*** Opening Extracted information ***
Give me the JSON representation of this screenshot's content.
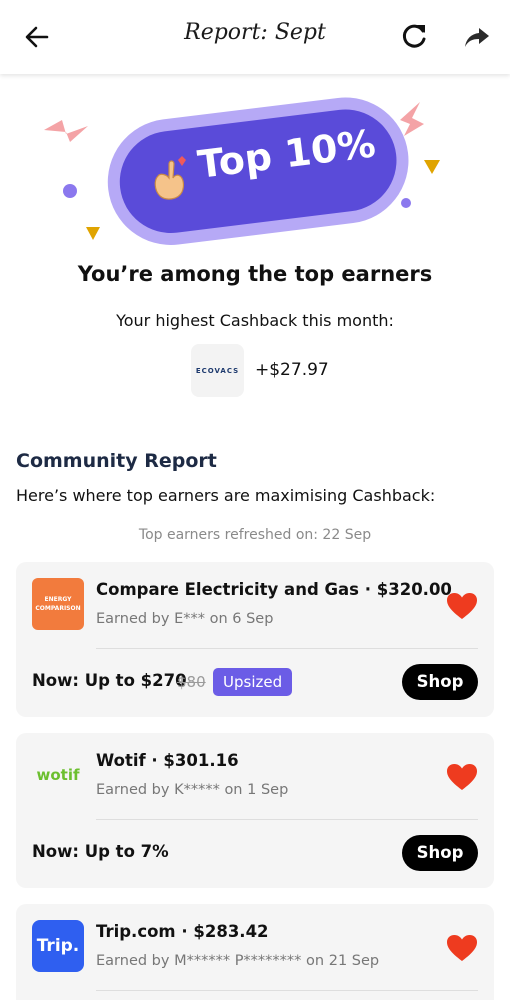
{
  "header": {
    "title": "Report: Sept",
    "back_icon": "arrow-left-icon",
    "refresh_icon": "refresh-icon",
    "share_icon": "share-arrow-icon"
  },
  "hero": {
    "badge_text": "Top 10%",
    "badge_icon": "finger-heart-hand-icon",
    "headline": "You’re among the top earners",
    "subline": "Your highest Cashback this month:",
    "highest": {
      "merchant_logo_text": "ECOVACS",
      "amount": "+$27.97"
    },
    "colors": {
      "pill_outer": "#b6a9f6",
      "pill_inner": "#5a4bd9",
      "accent_yellow": "#e0a400",
      "accent_pink": "#f4a3a6",
      "accent_purple": "#8b78ee"
    }
  },
  "community": {
    "title": "Community Report",
    "description": "Here’s where top earners are maximising Cashback:",
    "refreshed": "Top earners refreshed on: 22 Sep",
    "cards": [
      {
        "merchant": "Compare Electricity and Gas · $320.00",
        "earned": "Earned by E*** on 6 Sep",
        "offer": "Now: Up to $270",
        "old_rate": "$80",
        "badge": "Upsized",
        "shop_label": "Shop",
        "logo_text_1": "ENERGY",
        "logo_text_2": "COMPARISON",
        "logo_color": "#f27b3d"
      },
      {
        "merchant": "Wotif · $301.16",
        "earned": "Earned by K***** on 1 Sep",
        "offer": "Now: Up to 7%",
        "shop_label": "Shop",
        "logo_text": "wotif",
        "logo_color": "#6cbf2f"
      },
      {
        "merchant": "Trip.com · $283.42",
        "earned": "Earned by M****** P******** on 21 Sep",
        "logo_text": "Trip.",
        "logo_color": "#2f5ff0"
      }
    ],
    "heart_color": "#ee3b1f"
  }
}
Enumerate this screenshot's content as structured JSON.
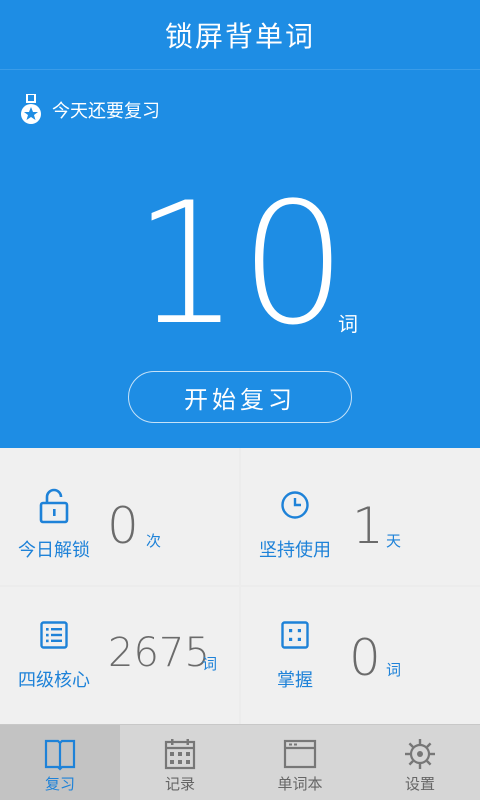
{
  "header": {
    "title": "锁屏背单词",
    "review_label": "今天还要复习",
    "count": "10",
    "count_unit": "词",
    "start_button": "开始复习"
  },
  "stats": [
    {
      "label": "今日解锁",
      "value": "0",
      "unit": "次",
      "icon": "lock-icon"
    },
    {
      "label": "坚持使用",
      "value": "1",
      "unit": "天",
      "icon": "clock-icon"
    },
    {
      "label": "四级核心",
      "value": "2675",
      "unit": "词",
      "icon": "list-icon"
    },
    {
      "label": "掌握",
      "value": "0",
      "unit": "词",
      "icon": "dice-icon"
    }
  ],
  "tabs": [
    {
      "label": "复习",
      "icon": "book-icon",
      "active": true
    },
    {
      "label": "记录",
      "icon": "calendar-icon",
      "active": false
    },
    {
      "label": "单词本",
      "icon": "notebook-icon",
      "active": false
    },
    {
      "label": "设置",
      "icon": "gear-icon",
      "active": false
    }
  ],
  "colors": {
    "primary": "#1e8de4",
    "accent_text": "#1e82d8",
    "value_text": "#6b6b6b",
    "tab_bar": "#d6d6d6",
    "tab_active": "#c3c3c3"
  }
}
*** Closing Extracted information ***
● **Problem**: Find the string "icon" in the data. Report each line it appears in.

● **Answer to the exercise**:
    "back_icon": "arrow-left-icon",
    "refresh_icon": "refresh-icon",
    "share_icon": "share-arrow-icon"
    "badge_icon": "finger-heart-hand-icon",
      "icon": "lock-icon"
      "icon": "clock-icon"
      "icon": "list-icon"
      "icon": "dice-icon"
      "icon": "book-icon",
      "icon": "calendar-icon",
      "icon": "notebook-icon",
      "icon": "gear-icon",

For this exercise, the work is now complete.